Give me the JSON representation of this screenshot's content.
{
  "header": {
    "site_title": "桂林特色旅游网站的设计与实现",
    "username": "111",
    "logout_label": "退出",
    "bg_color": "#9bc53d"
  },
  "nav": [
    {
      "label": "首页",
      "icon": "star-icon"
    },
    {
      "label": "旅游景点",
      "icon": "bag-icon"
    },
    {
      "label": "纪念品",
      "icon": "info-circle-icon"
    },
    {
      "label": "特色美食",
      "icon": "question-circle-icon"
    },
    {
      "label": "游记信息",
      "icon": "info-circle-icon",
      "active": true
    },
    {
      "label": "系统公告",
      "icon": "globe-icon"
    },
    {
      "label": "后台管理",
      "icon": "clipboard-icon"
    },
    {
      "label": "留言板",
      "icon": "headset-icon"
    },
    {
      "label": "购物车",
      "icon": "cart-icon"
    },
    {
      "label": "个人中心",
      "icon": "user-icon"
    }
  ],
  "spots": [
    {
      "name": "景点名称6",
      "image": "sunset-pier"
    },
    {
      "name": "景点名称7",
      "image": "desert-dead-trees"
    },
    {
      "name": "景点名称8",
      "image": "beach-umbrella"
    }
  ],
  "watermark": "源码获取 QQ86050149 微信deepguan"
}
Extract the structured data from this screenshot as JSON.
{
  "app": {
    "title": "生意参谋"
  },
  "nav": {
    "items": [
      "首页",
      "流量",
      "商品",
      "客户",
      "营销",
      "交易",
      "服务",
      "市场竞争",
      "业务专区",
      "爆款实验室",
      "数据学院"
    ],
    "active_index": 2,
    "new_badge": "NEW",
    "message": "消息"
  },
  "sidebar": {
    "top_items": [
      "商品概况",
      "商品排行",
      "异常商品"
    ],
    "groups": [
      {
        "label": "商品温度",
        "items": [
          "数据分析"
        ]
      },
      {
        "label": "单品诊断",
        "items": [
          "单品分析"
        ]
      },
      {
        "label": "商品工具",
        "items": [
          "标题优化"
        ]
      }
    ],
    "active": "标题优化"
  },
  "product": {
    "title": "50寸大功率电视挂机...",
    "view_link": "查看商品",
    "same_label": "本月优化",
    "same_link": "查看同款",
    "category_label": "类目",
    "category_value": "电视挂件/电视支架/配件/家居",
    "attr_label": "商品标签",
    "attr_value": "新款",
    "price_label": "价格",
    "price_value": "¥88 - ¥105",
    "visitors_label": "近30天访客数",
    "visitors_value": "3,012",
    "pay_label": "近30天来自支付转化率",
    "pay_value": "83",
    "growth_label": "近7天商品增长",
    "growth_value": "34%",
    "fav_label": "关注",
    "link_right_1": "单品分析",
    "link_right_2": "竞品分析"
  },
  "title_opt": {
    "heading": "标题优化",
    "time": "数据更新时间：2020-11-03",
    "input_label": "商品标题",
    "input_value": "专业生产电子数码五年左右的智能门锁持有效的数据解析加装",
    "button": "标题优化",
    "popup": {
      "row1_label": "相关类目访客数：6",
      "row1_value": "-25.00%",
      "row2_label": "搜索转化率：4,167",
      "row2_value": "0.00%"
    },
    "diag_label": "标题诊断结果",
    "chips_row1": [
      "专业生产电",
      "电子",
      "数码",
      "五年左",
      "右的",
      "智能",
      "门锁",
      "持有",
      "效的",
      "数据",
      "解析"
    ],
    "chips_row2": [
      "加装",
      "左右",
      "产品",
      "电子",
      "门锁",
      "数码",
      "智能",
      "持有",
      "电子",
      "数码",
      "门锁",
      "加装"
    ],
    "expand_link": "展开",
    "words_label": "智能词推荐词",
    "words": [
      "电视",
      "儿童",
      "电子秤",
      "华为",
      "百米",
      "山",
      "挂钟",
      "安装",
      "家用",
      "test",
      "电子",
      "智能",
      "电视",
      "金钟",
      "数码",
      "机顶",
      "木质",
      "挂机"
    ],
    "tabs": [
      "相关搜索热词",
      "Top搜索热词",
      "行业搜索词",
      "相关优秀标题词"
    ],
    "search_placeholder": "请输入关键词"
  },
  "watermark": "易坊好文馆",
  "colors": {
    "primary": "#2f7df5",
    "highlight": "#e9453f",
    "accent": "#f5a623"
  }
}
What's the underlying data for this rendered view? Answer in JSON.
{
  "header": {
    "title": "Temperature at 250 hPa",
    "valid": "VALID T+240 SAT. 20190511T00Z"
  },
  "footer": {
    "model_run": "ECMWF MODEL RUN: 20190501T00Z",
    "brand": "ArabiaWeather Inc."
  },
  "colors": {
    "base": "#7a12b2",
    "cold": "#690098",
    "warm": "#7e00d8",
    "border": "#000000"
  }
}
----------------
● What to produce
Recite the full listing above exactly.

● Your solution
Give me the JSON representation of this screenshot's content.
{
  "header": {
    "site_title": "桂林特色旅游网站的设计与实现",
    "username": "111",
    "logout_label": "退出",
    "bg_color": "#9bc53d"
  },
  "nav": [
    {
      "label": "首页",
      "icon": "star-icon"
    },
    {
      "label": "旅游景点",
      "icon": "bag-icon"
    },
    {
      "label": "纪念品",
      "icon": "info-circle-icon"
    },
    {
      "label": "特色美食",
      "icon": "question-circle-icon"
    },
    {
      "label": "游记信息",
      "icon": "info-circle-icon",
      "active": true
    },
    {
      "label": "系统公告",
      "icon": "globe-icon"
    },
    {
      "label": "后台管理",
      "icon": "clipboard-icon"
    },
    {
      "label": "留言板",
      "icon": "headset-icon"
    },
    {
      "label": "购物车",
      "icon": "cart-icon"
    },
    {
      "label": "个人中心",
      "icon": "user-icon"
    }
  ],
  "spots": [
    {
      "name": "景点名称6",
      "image": "sunset-pier"
    },
    {
      "name": "景点名称7",
      "image": "desert-dead-trees"
    },
    {
      "name": "景点名称8",
      "image": "beach-umbrella"
    }
  ],
  "watermark": "源码获取 QQ86050149 微信deepguan"
}
Extract the structured data from this screenshot as JSON.
{
  "app": {
    "title": "生意参谋"
  },
  "nav": {
    "items": [
      "首页",
      "流量",
      "商品",
      "客户",
      "营销",
      "交易",
      "服务",
      "市场竞争",
      "业务专区",
      "爆款实验室",
      "数据学院"
    ],
    "active_index": 2,
    "new_badge": "NEW",
    "message": "消息"
  },
  "sidebar": {
    "top_items": [
      "商品概况",
      "商品排行",
      "异常商品"
    ],
    "groups": [
      {
        "label": "商品温度",
        "items": [
          "数据分析"
        ]
      },
      {
        "label": "单品诊断",
        "items": [
          "单品分析"
        ]
      },
      {
        "label": "商品工具",
        "items": [
          "标题优化"
        ]
      }
    ],
    "active": "标题优化"
  },
  "product": {
    "title": "50寸大功率电视挂机...",
    "view_link": "查看商品",
    "same_label": "本月优化",
    "same_link": "查看同款",
    "category_label": "类目",
    "category_value": "电视挂件/电视支架/配件/家居",
    "attr_label": "商品标签",
    "attr_value": "新款",
    "price_label": "价格",
    "price_value": "¥88 - ¥105",
    "visitors_label": "近30天访客数",
    "visitors_value": "3,012",
    "pay_label": "近30天来自支付转化率",
    "pay_value": "83",
    "growth_label": "近7天商品增长",
    "growth_value": "34%",
    "fav_label": "关注",
    "link_right_1": "单品分析",
    "link_right_2": "竞品分析"
  },
  "title_opt": {
    "heading": "标题优化",
    "time": "数据更新时间：2020-11-03",
    "input_label": "商品标题",
    "input_value": "专业生产电子数码五年左右的智能门锁持有效的数据解析加装",
    "button": "标题优化",
    "popup": {
      "row1_label": "相关类目访客数：6",
      "row1_value": "-25.00%",
      "row2_label": "搜索转化率：4,167",
      "row2_value": "0.00%"
    },
    "diag_label": "标题诊断结果",
    "chips_row1": [
      "专业生产电",
      "电子",
      "数码",
      "五年左",
      "右的",
      "智能",
      "门锁",
      "持有",
      "效的",
      "数据",
      "解析"
    ],
    "chips_row2": [
      "加装",
      "左右",
      "产品",
      "电子",
      "门锁",
      "数码",
      "智能",
      "持有",
      "电子",
      "数码",
      "门锁",
      "加装"
    ],
    "expand_link": "展开",
    "words_label": "智能词推荐词",
    "words": [
      "电视",
      "儿童",
      "电子秤",
      "华为",
      "百米",
      "山",
      "挂钟",
      "安装",
      "家用",
      "test",
      "电子",
      "智能",
      "电视",
      "金钟",
      "数码",
      "机顶",
      "木质",
      "挂机"
    ],
    "tabs": [
      "相关搜索热词",
      "Top搜索热词",
      "行业搜索词",
      "相关优秀标题词"
    ],
    "search_placeholder": "请输入关键词"
  },
  "watermark": "易坊好文馆",
  "colors": {
    "primary": "#2f7df5",
    "highlight": "#e9453f",
    "accent": "#f5a623"
  }
}
What's the underlying data for this rendered view? Answer in JSON.
{
  "header": {
    "title": "Temperature at 250 hPa",
    "valid": "VALID T+240 SAT. 20190511T00Z"
  },
  "footer": {
    "model_run": "ECMWF MODEL RUN: 20190501T00Z",
    "brand": "ArabiaWeather Inc."
  },
  "colors": {
    "base": "#7a12b2",
    "cold": "#690098",
    "warm": "#7e00d8",
    "border": "#000000"
  }
}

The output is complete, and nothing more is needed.